Here it is:
Ad agencies love having an ad appear in the Super Bowl.
Ad agencies hate submitting their work to a focus group.
Why is that a paradox? Let's remind ourselves about why ad agencies hate focus groups. It's because a focus group is an extremely artificial environment in which to see an ad, where the viewers are attentively awaiting presentation of the commercials that they will judge.
Huh, come to think of it, that's exactly what's going to happen on Sunday night during the Super Bowl. But, instead of a dozen people sitting around a conference room table, a 100 million people in the U.S. will be sitting around their living rooms, attentively awaiting presentation of the commercials that they will judge.
This isn't how people view TV advertising in their homes during the other 364 days of the year. Typically, people watch programs, ballgames and movies trying to avoid ads at every turn. Agencies combat this by creating compelling messages that will maintain viewers' interest, to the point that they don't get up and get another snack, go to the bathroom, or (god forbid) fast forward through the break. When was the last time you watched "24," thinking, "I can't wait to see what Budweiser's going to do in the next break"?
The Super Bowl is different. We can't wait to see the ads.
How did we get here?
As fragmentation over the past three decades gobbled up the ratings of other broad-reaching programming, the Super Bowl has survived as the country's largest single TV audience event in the country. It's become a de facto national holiday, even causing some school systems to delay, or even call off classes on the following Monday. Back when the Super Bowl was in its teens, ambitious marketers started using the Super Bowl ad to make a statement in front of a giant audience.
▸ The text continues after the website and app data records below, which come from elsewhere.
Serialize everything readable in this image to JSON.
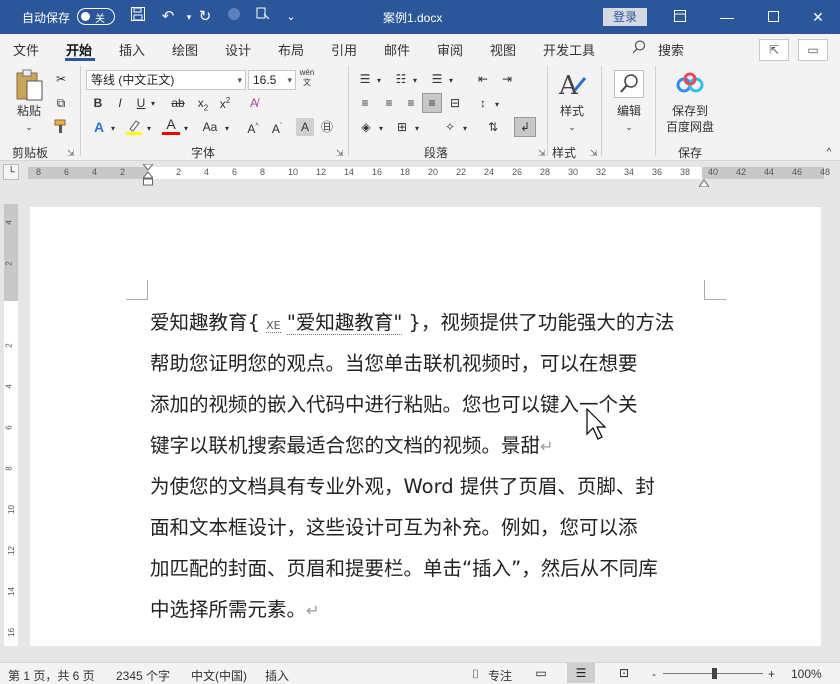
{
  "titlebar": {
    "autosave_label": "自动保存",
    "autosave_state": "关",
    "doc_title": "案例1.docx",
    "login_label": "登录"
  },
  "tabs": [
    {
      "label": "文件"
    },
    {
      "label": "开始"
    },
    {
      "label": "插入"
    },
    {
      "label": "绘图"
    },
    {
      "label": "设计"
    },
    {
      "label": "布局"
    },
    {
      "label": "引用"
    },
    {
      "label": "邮件"
    },
    {
      "label": "审阅"
    },
    {
      "label": "视图"
    },
    {
      "label": "开发工具"
    },
    {
      "label": "搜索"
    }
  ],
  "ribbon": {
    "paste_label": "粘贴",
    "font_name": "等线 (中文正文)",
    "font_size": "16.5",
    "styles_label": "样式",
    "edit_label": "编辑",
    "save_baidu_label1": "保存到",
    "save_baidu_label2": "百度网盘",
    "groups": {
      "clipboard": "剪贴板",
      "font": "字体",
      "paragraph": "段落",
      "styles": "样式",
      "save": "保存"
    }
  },
  "ruler": {
    "ticks": [
      "8",
      "6",
      "4",
      "2",
      "2",
      "4",
      "6",
      "8",
      "10",
      "12",
      "14",
      "16",
      "18",
      "20",
      "22",
      "24",
      "26",
      "28",
      "30",
      "32",
      "34",
      "36",
      "38",
      "40",
      "42",
      "44",
      "46",
      "48"
    ]
  },
  "document": {
    "lines": [
      {
        "before": "爱知趣教育",
        "field_open": "{",
        "xe": "XE",
        "field_text": "\"爱知趣教育\"",
        "field_close": "}",
        "after": "，视频提供了功能强大的方法"
      },
      {
        "text": "帮助您证明您的观点。当您单击联机视频时，可以在想要"
      },
      {
        "text": "添加的视频的嵌入代码中进行粘贴。您也可以键入一个关"
      },
      {
        "text": "键字以联机搜索最适合您的文档的视频。景甜",
        "mark": "↵"
      },
      {
        "text": "为使您的文档具有专业外观，Word 提供了页眉、页脚、封"
      },
      {
        "text": "面和文本框设计，这些设计可互为补充。例如，您可以添"
      },
      {
        "text": "加匹配的封面、页眉和提要栏。单击“插入”，然后从不同库"
      },
      {
        "text": "中选择所需元素。",
        "mark": "↵"
      }
    ]
  },
  "statusbar": {
    "page": "第 1 页，共 6 页",
    "words": "2345 个字",
    "language": "中文(中国)",
    "mode": "插入",
    "focus": "专注",
    "zoom": "100%",
    "zoom_minus": "-",
    "zoom_plus": "+"
  }
}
And over the years, while many of the games were lacking, the ads weren't. For several years, the ads were more memorable than the game. People started to pay more attention to the ads, anticipating what clever idea might come next.
The press picked up on this, writing stories about which advertisers would be in the Super Bowl, which ones were out, and what they were spending. They previewed the ads, reported on "banned" ads, wrote stories about the best and worst ads, and have now set up on-line ratings that are published the day after the game.
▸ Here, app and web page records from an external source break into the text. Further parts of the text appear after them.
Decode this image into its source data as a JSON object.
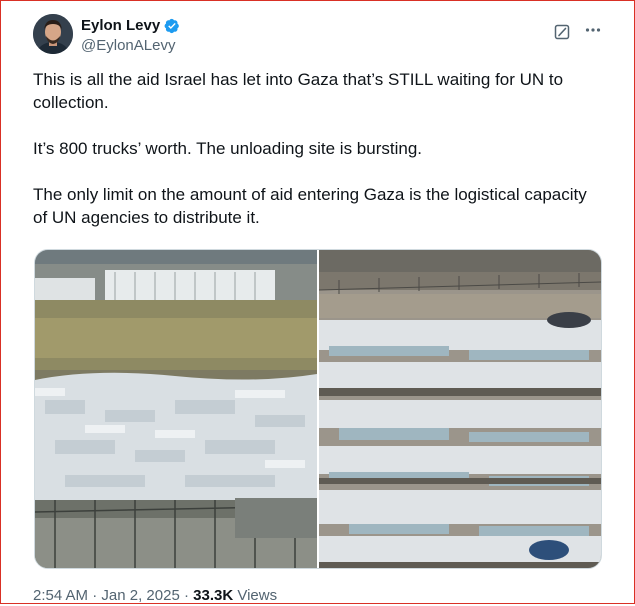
{
  "author": {
    "name": "Eylon Levy",
    "handle": "@EylonALevy",
    "verified": true,
    "accent": "#1d9bf0"
  },
  "tweet": {
    "paragraphs": [
      "This is all the aid Israel has let into Gaza that’s STILL waiting for UN to collection.",
      "It’s 800 trucks’ worth. The unloading site is bursting.",
      "The only limit on the amount of aid entering Gaza is the logistical capacity of UN agencies to distribute it."
    ]
  },
  "meta": {
    "time": "2:54 AM",
    "separator": " · ",
    "date": "Jan 2, 2025",
    "views_count": "33.3K",
    "views_label": "Views"
  },
  "icons": {
    "verified": "verified-badge-icon",
    "grok": "grok-icon",
    "more": "more-icon"
  }
}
Ah, the ratings. It's the ratings that have ruined Super Bowl ads.
It's a useless, possibly dangerous exercise, and likely the reason why the ads have been waning over the past decade. The plethora of day after, online ratings are to blame, because they've set up a seemingly statistically valid measurement, based on what the typical American viewer "likes."
What people "like" is pretty predictable. Cute babies and animals top the list. If you can make them talk, even better. Americans are also suckers for seeing a guy getting hit in the crotch. Can't get enough of that. Heck, "America's Funniest Videos" created years of programming around it. Last year, two amateur ad guys were smart enough to know it, too, when they created an ad for ... corn chips, I think. They won a million dollars ... for a crotch shot. This is how far we've fallen.
Because of the attention to the ratings, Super Bowl ads are now dangerously close to a series of Saturday Night Live skits, designed to bombastically amuse the viewer. While I would admit that an ad's biggest crime may be to be forgotten, Super Bowl ads have become a contest where each competitor sees who can out-gross, out-animal-talk or out-uncomfortable-body-part the next ad. The hype and ratings have continued to erode the quality and integrity of ideas.
What's the remedy?
Ignore the ratings. Avoid the clichés.
Resist using talking babies, cute animals and crotch shots -- well, unless you're selling diapers, pet food or jock straps.
Go back to listening to consumers before the Super Bowl.
Gather human insights relevant to what you're selling.
Stop shouting at your audience and communicate with them.
Create an arresting, yet original idea that's worthy of your brand.
Integrate it into multi-layered platform that extends beyond the thirty-second ad.
And try to forget that it's being rated by the world's largest focus group.
|ABOUT THE AUTHOR|
Tom Denari is president, Young & Laramore, Indianapolis, Ind.